* **What you have to do**
Please, starting at the line that contains "What data populates", reproduce every line exactly until the records run out, skipping all pictures.

* **Study material**
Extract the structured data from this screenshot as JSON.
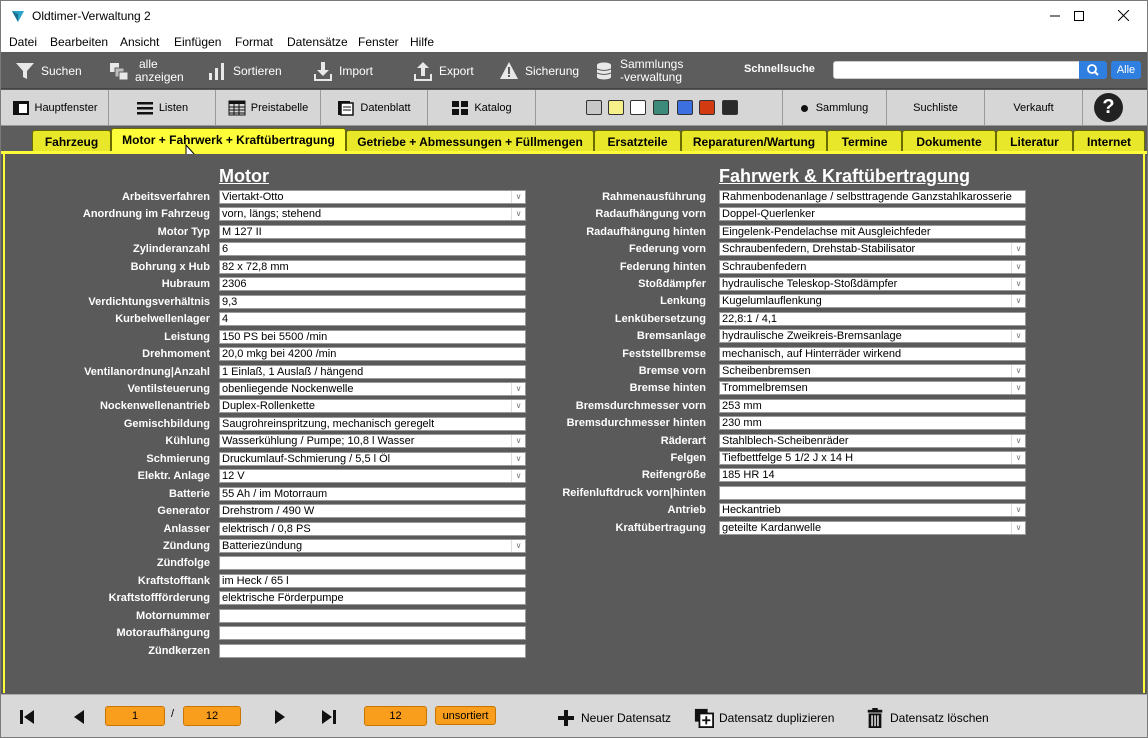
{
  "window": {
    "title": "Oldtimer-Verwaltung 2",
    "min": "—",
    "max": "☐",
    "close": "✕"
  },
  "menu": [
    "Datei",
    "Bearbeiten",
    "Ansicht",
    "Einfügen",
    "Format",
    "Datensätze",
    "Fenster",
    "Hilfe"
  ],
  "toolbar1": {
    "search": "Suchen",
    "show_all_1": "alle",
    "show_all_2": "anzeigen",
    "sort": "Sortieren",
    "import": "Import",
    "export": "Export",
    "backup": "Sicherung",
    "collection_1": "Sammlungs",
    "collection_2": "-verwaltung",
    "quick_search_label": "Schnellsuche",
    "quick_search_value": "",
    "all_button": "Alle"
  },
  "toolbar2": {
    "main_window": "Hauptfenster",
    "lists": "Listen",
    "price_table": "Preistabelle",
    "data_sheet": "Datenblatt",
    "catalog": "Katalog",
    "swatches": [
      "#c8c8c8",
      "#f6f08a",
      "#ffffff",
      "#3d8a7a",
      "#3c6fe0",
      "#d23b12",
      "#2a2a2a"
    ],
    "collection": "Sammlung",
    "search_list": "Suchliste",
    "sold": "Verkauft",
    "help": "?"
  },
  "tabs": [
    "Fahrzeug",
    "Motor + Fahrwerk + Kraftübertragung",
    "Getriebe + Abmessungen + Füllmengen",
    "Ersatzteile",
    "Reparaturen/Wartung",
    "Termine",
    "Dokumente",
    "Literatur",
    "Internet"
  ],
  "motor": {
    "title": "Motor",
    "fields": [
      {
        "label": "Arbeitsverfahren",
        "value": "Viertakt-Otto",
        "dropdown": true
      },
      {
        "label": "Anordnung im Fahrzeug",
        "value": "vorn, längs; stehend",
        "dropdown": true
      },
      {
        "label": "Motor Typ",
        "value": "M 127 II",
        "dropdown": false
      },
      {
        "label": "Zylinderanzahl",
        "value": "6",
        "dropdown": false
      },
      {
        "label": "Bohrung x Hub",
        "value": "82 x 72,8 mm",
        "dropdown": false
      },
      {
        "label": "Hubraum",
        "value": "2306",
        "dropdown": false
      },
      {
        "label": "Verdichtungsverhältnis",
        "value": "9,3",
        "dropdown": false
      },
      {
        "label": "Kurbelwellenlager",
        "value": "4",
        "dropdown": false
      },
      {
        "label": "Leistung",
        "value": "150 PS bei 5500 /min",
        "dropdown": false
      },
      {
        "label": "Drehmoment",
        "value": "20,0 mkg bei 4200 /min",
        "dropdown": false
      },
      {
        "label": "Ventilanordnung|Anzahl",
        "value": "1 Einlaß, 1 Auslaß / hängend",
        "dropdown": false
      },
      {
        "label": "Ventilsteuerung",
        "value": "obenliegende Nockenwelle",
        "dropdown": true
      },
      {
        "label": "Nockenwellenantrieb",
        "value": "Duplex-Rollenkette",
        "dropdown": true
      },
      {
        "label": "Gemischbildung",
        "value": "Saugrohreinspritzung, mechanisch geregelt",
        "dropdown": false
      },
      {
        "label": "Kühlung",
        "value": "Wasserkühlung / Pumpe; 10,8 l Wasser",
        "dropdown": true
      },
      {
        "label": "Schmierung",
        "value": "Druckumlauf-Schmierung / 5,5 l Öl",
        "dropdown": true
      },
      {
        "label": "Elektr. Anlage",
        "value": "12 V",
        "dropdown": true
      },
      {
        "label": "Batterie",
        "value": "55 Ah / im Motorraum",
        "dropdown": false
      },
      {
        "label": "Generator",
        "value": "Drehstrom / 490 W",
        "dropdown": false
      },
      {
        "label": "Anlasser",
        "value": "elektrisch / 0,8 PS",
        "dropdown": false
      },
      {
        "label": "Zündung",
        "value": "Batteriezündung",
        "dropdown": true
      },
      {
        "label": "Zündfolge",
        "value": "",
        "dropdown": false
      },
      {
        "label": "Kraftstofftank",
        "value": "im Heck / 65 l",
        "dropdown": false
      },
      {
        "label": "Kraftstoffförderung",
        "value": "elektrische Förderpumpe",
        "dropdown": false
      },
      {
        "label": "Motornummer",
        "value": "",
        "dropdown": false
      },
      {
        "label": "Motoraufhängung",
        "value": "",
        "dropdown": false
      },
      {
        "label": "Zündkerzen",
        "value": "",
        "dropdown": false
      }
    ]
  },
  "chassis": {
    "title": "Fahrwerk & Kraftübertragung",
    "fields": [
      {
        "label": "Rahmenausführung",
        "value": "Rahmenbodenanlage / selbsttragende Ganzstahlkarosserie",
        "dropdown": false
      },
      {
        "label": "Radaufhängung vorn",
        "value": "Doppel-Querlenker",
        "dropdown": false
      },
      {
        "label": "Radaufhängung hinten",
        "value": "Eingelenk-Pendelachse mit Ausgleichfeder",
        "dropdown": false
      },
      {
        "label": "Federung vorn",
        "value": "Schraubenfedern, Drehstab-Stabilisator",
        "dropdown": true
      },
      {
        "label": "Federung hinten",
        "value": "Schraubenfedern",
        "dropdown": true
      },
      {
        "label": "Stoßdämpfer",
        "value": "hydraulische Teleskop-Stoßdämpfer",
        "dropdown": true
      },
      {
        "label": "Lenkung",
        "value": "Kugelumlauflenkung",
        "dropdown": true
      },
      {
        "label": "Lenkübersetzung",
        "value": "22,8:1 / 4,1",
        "dropdown": false
      },
      {
        "label": "Bremsanlage",
        "value": "hydraulische Zweikreis-Bremsanlage",
        "dropdown": true
      },
      {
        "label": "Feststellbremse",
        "value": "mechanisch, auf Hinterräder wirkend",
        "dropdown": false
      },
      {
        "label": "Bremse vorn",
        "value": "Scheibenbremsen",
        "dropdown": true
      },
      {
        "label": "Bremse hinten",
        "value": "Trommelbremsen",
        "dropdown": true
      },
      {
        "label": "Bremsdurchmesser vorn",
        "value": "253 mm",
        "dropdown": false
      },
      {
        "label": "Bremsdurchmesser hinten",
        "value": "230 mm",
        "dropdown": false
      },
      {
        "label": "Räderart",
        "value": "Stahlblech-Scheibenräder",
        "dropdown": true
      },
      {
        "label": "Felgen",
        "value": "Tiefbettfelge 5 1/2 J x 14 H",
        "dropdown": true
      },
      {
        "label": "Reifengröße",
        "value": "185 HR 14",
        "dropdown": false
      },
      {
        "label": "Reifenluftdruck vorn|hinten",
        "value": "",
        "dropdown": false
      },
      {
        "label": "Antrieb",
        "value": "Heckantrieb",
        "dropdown": true
      },
      {
        "label": "Kraftübertragung",
        "value": "geteilte Kardanwelle",
        "dropdown": true
      }
    ]
  },
  "bottom": {
    "current_record": "1",
    "separator": "/",
    "total_records": "12",
    "found_records": "12",
    "sort_state": "unsortiert",
    "new_record": "Neuer Datensatz",
    "duplicate_record": "Datensatz duplizieren",
    "delete_record": "Datensatz löschen"
  }
}
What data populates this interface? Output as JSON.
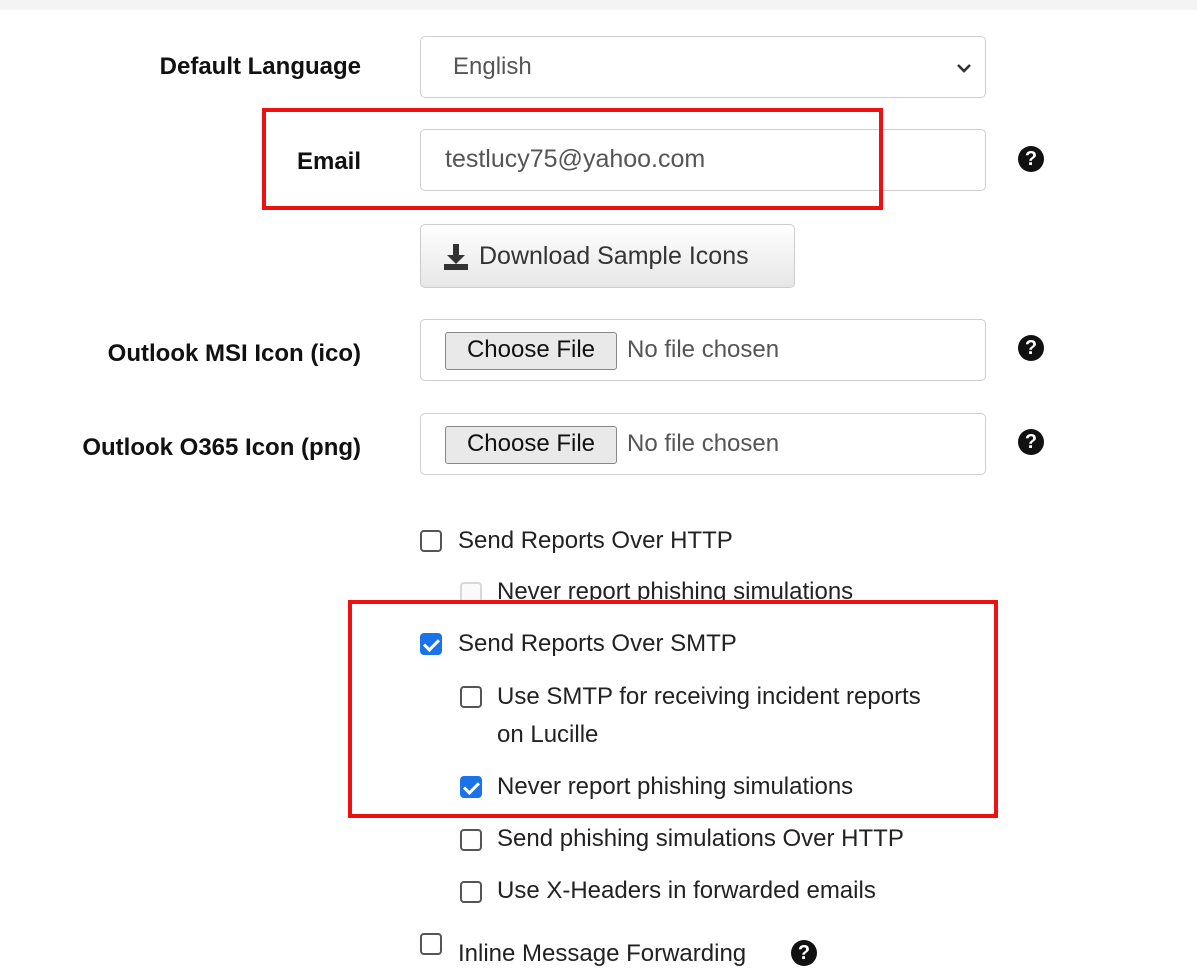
{
  "form": {
    "language": {
      "label": "Default Language",
      "value": "English"
    },
    "email": {
      "label": "Email",
      "value": "testlucy75@yahoo.com"
    },
    "download_button": "Download Sample Icons",
    "outlook_msi": {
      "label": "Outlook MSI Icon (ico)",
      "button": "Choose File",
      "status": "No file chosen"
    },
    "outlook_o365": {
      "label": "Outlook O365 Icon (png)",
      "button": "Choose File",
      "status": "No file chosen"
    },
    "help_glyph": "?",
    "options": {
      "send_http": {
        "label": "Send Reports Over HTTP",
        "checked": false
      },
      "never_report_http": {
        "label": "Never report phishing simulations",
        "checked": false,
        "disabled": true
      },
      "send_smtp": {
        "label": "Send Reports Over SMTP",
        "checked": true
      },
      "use_smtp_incident": {
        "label_line1": "Use SMTP for receiving incident reports",
        "label_line2": "on Lucille",
        "checked": false
      },
      "never_report_smtp": {
        "label": "Never report phishing simulations",
        "checked": true
      },
      "send_phishing_http": {
        "label": "Send phishing simulations Over HTTP",
        "checked": false
      },
      "use_xheaders": {
        "label": "Use X-Headers in forwarded emails",
        "checked": false
      },
      "inline_forwarding": {
        "label": "Inline Message Forwarding",
        "checked": false
      }
    }
  },
  "colors": {
    "highlight": "#ee1111",
    "checkbox_checked": "#1a73e8"
  },
  "icons": {
    "help": "question-circle-icon",
    "download": "download-icon",
    "select": "chevron-down-icon"
  }
}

* **Result of the exercise**
What data populates this interface? Output as JSON.
{
  "form": {
    "language": {
      "label": "Default Language",
      "value": "English"
    },
    "email": {
      "label": "Email",
      "value": "testlucy75@yahoo.com"
    },
    "download_button": "Download Sample Icons",
    "outlook_msi": {
      "label": "Outlook MSI Icon (ico)",
      "button": "Choose File",
      "status": "No file chosen"
    },
    "outlook_o365": {
      "label": "Outlook O365 Icon (png)",
      "button": "Choose File",
      "status": "No file chosen"
    },
    "help_glyph": "?",
    "options": {
      "send_http": {
        "label": "Send Reports Over HTTP",
        "checked": false
      },
      "never_report_http": {
        "label": "Never report phishing simulations",
        "checked": false,
        "disabled": true
      },
      "send_smtp": {
        "label": "Send Reports Over SMTP",
        "checked": true
      },
      "use_smtp_incident": {
        "label_line1": "Use SMTP for receiving incident reports",
        "label_line2": "on Lucille",
        "checked": false
      },
      "never_report_smtp": {
        "label": "Never report phishing simulations",
        "checked": true
      },
      "send_phishing_http": {
        "label": "Send phishing simulations Over HTTP",
        "checked": false
      },
      "use_xheaders": {
        "label": "Use X-Headers in forwarded emails",
        "checked": false
      },
      "inline_forwarding": {
        "label": "Inline Message Forwarding",
        "checked": false
      }
    }
  },
  "colors": {
    "highlight": "#ee1111",
    "checkbox_checked": "#1a73e8"
  },
  "icons": {
    "help": "question-circle-icon",
    "download": "download-icon",
    "select": "chevron-down-icon"
  }
}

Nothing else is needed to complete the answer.